This posts assumes a basic knowledge of failover cluster instances (FCIs), availability groups, high availability, and disaster recovery concepts. For more information about the full AlwaysOn solution feature set, see the Microsoft SQL Server AlwaysOn Solutions Guide for High Availability and Disaster Recovery white paper.


In this scenario I will be using a preconfigured FCI with 2 Nodes, and will be walking through the activities needed for adding a 3rd Node as a DR Server with the following software setup:

  1. Windows Server 2012 R2
  2. All servers are joined to the domain

To make the scenario simple I will be using a Domain Account that has a Local Administrator Permission on All Nodes. In addition, the configuration below will be using a combination of PowerShell Scripts (that will be running as Admin) and GUI so let’s get started:

1. Installing SQL Server on DR Node

We need to install a New Standalone Instance on the DR Node. I will do that using the below sample unattended SQL Setup Script:

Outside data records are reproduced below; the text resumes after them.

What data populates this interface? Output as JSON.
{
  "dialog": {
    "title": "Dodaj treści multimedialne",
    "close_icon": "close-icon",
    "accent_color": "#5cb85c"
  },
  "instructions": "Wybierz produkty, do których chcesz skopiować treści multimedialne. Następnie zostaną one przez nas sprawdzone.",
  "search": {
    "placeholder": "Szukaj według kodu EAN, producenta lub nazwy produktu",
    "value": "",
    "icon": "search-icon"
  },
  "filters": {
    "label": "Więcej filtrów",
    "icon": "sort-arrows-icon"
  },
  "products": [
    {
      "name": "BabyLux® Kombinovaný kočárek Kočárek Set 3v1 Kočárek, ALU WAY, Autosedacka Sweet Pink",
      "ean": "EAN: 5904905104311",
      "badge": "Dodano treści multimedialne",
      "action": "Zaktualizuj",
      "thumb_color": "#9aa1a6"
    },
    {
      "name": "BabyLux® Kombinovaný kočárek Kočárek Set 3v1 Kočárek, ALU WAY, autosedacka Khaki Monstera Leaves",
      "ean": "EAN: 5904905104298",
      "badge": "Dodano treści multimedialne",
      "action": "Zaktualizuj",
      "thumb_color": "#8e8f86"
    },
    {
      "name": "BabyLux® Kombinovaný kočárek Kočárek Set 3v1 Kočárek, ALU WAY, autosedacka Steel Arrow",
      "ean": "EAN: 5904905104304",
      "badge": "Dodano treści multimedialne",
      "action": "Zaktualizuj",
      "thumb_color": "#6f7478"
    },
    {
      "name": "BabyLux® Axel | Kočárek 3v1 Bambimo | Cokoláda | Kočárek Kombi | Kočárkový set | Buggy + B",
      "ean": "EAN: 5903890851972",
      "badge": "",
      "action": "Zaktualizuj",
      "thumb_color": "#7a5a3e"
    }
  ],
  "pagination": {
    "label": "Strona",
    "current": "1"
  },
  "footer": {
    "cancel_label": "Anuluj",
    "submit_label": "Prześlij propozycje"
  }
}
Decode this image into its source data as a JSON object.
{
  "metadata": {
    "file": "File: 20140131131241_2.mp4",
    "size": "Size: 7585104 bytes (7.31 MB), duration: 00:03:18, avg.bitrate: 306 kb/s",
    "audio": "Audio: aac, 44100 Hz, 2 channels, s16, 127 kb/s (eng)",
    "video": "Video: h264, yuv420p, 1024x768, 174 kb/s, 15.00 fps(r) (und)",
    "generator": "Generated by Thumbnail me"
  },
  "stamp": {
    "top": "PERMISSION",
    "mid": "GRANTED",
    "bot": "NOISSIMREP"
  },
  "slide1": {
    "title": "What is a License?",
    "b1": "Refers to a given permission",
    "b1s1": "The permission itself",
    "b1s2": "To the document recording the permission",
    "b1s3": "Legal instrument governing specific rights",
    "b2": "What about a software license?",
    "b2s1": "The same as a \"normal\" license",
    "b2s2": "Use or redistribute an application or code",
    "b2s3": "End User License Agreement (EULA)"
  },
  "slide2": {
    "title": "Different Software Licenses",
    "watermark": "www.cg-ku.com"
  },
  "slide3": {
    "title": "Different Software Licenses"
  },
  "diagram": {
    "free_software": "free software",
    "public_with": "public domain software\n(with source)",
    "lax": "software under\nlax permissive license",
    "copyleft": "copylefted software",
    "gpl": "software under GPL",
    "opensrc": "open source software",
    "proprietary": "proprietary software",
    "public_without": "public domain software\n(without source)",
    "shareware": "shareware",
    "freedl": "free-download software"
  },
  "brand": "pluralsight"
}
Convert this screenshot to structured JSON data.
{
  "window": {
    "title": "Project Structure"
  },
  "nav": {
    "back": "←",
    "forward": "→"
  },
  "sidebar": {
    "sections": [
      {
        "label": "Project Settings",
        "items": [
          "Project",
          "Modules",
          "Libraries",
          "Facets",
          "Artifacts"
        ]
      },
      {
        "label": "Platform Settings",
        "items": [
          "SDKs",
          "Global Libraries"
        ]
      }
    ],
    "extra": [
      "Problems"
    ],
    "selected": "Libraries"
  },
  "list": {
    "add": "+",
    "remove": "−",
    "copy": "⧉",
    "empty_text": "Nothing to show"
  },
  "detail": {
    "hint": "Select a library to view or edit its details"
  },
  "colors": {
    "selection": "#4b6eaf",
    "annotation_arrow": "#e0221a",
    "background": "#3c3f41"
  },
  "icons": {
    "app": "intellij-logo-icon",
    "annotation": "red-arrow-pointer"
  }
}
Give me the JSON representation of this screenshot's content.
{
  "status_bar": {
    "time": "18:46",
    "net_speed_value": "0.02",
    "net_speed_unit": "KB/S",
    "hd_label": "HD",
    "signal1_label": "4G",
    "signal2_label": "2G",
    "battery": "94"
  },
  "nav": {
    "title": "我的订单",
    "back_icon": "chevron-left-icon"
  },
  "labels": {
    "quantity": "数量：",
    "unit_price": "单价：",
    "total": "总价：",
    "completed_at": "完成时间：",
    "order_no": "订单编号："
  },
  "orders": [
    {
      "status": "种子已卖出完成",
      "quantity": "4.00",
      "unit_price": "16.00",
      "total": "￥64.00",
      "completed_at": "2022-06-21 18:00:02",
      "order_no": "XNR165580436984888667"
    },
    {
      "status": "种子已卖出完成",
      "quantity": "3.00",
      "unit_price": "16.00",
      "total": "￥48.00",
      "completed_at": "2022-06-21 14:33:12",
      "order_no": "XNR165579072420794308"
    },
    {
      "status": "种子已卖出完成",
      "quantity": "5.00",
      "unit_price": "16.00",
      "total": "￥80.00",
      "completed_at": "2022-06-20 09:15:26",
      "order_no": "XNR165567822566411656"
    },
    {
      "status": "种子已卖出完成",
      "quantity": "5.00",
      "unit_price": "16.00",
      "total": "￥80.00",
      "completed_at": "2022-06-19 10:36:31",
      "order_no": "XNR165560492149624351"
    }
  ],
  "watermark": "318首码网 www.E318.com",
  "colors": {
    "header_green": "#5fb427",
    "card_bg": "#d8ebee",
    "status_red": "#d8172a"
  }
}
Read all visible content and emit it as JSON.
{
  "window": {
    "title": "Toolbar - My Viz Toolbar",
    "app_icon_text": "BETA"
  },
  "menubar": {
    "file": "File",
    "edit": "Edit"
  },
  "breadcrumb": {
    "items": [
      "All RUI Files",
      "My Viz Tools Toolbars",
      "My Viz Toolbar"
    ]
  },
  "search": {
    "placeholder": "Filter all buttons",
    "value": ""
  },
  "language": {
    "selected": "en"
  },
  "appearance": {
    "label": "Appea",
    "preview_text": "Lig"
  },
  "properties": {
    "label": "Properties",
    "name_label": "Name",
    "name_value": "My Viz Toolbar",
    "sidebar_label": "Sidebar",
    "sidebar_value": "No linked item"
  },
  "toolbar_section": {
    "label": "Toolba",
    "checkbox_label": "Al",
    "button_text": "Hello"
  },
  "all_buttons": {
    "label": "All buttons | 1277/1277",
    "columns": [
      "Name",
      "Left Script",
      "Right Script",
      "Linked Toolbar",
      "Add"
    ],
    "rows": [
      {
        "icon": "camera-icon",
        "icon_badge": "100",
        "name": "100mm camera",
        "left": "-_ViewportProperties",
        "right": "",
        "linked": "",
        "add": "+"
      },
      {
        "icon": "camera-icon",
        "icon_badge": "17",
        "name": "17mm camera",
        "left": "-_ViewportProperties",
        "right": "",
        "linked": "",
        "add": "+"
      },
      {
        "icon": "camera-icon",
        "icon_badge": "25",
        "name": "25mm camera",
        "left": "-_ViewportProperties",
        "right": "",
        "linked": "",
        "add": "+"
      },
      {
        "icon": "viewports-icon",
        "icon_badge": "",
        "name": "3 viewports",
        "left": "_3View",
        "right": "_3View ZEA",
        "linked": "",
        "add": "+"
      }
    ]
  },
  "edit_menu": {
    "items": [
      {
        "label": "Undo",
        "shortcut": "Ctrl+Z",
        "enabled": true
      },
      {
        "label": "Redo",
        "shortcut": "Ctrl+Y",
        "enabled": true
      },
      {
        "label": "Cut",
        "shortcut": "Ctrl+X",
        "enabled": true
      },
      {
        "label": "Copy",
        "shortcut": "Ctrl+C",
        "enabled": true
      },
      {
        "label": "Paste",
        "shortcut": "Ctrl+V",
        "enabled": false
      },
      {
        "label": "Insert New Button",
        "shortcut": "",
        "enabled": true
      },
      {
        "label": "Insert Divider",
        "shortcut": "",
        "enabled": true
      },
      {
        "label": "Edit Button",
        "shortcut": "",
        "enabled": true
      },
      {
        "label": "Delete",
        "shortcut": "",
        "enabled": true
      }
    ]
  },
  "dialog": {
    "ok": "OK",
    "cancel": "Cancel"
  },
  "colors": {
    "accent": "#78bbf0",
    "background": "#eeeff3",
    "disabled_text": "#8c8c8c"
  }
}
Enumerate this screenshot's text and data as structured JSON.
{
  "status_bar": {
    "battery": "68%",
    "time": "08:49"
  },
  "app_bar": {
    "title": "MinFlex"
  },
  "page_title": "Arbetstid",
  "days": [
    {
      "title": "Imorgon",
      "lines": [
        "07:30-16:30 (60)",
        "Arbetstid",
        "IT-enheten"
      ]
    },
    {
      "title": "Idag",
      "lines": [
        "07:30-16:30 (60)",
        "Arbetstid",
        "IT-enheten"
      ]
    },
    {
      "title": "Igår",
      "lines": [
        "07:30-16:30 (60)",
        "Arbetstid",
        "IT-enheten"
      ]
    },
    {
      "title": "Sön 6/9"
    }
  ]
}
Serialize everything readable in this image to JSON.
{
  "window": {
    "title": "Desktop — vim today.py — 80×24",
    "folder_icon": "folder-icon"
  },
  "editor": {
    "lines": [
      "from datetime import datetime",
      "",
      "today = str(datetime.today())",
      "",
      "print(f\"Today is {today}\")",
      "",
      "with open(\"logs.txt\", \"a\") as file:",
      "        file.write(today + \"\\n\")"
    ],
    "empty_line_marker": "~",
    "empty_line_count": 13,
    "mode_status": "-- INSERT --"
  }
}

2. Installing Windows Failover Cluster on DR Node

Login to the DR Node and run the below script using PowerShell:

Import-Module ServerManager
Add-WindowsFeature Failover-Clustering –IncludeAllSubFeature
Install-WindowsFeature -Name Failover-Clustering –IncludeManagementTools

3. Add DR Node to Existing Windows Failover Cluster

Login to the Active Node on the FCI >> Open “Failover Cluster Manager” and Right click on “Nodes”, Then click on “Add Node”

Click on “Next” in “Add Node Wizard”

User keyboard to Enter server name: in “Add Node Wizard” then click on “Add” in “Add Node Wizard”

Click on “Next” in “Add Node Wizard”

Select “No” for Validating Cluster and Click on “Next” in “Add Node Wizard”

Unselect “Add all eligible storage to the cluster. (check box)” in “Add Node Wizard”

Click on “Next” in “Add Node Wizard”

Make sure that the new node appears in the list of nodes.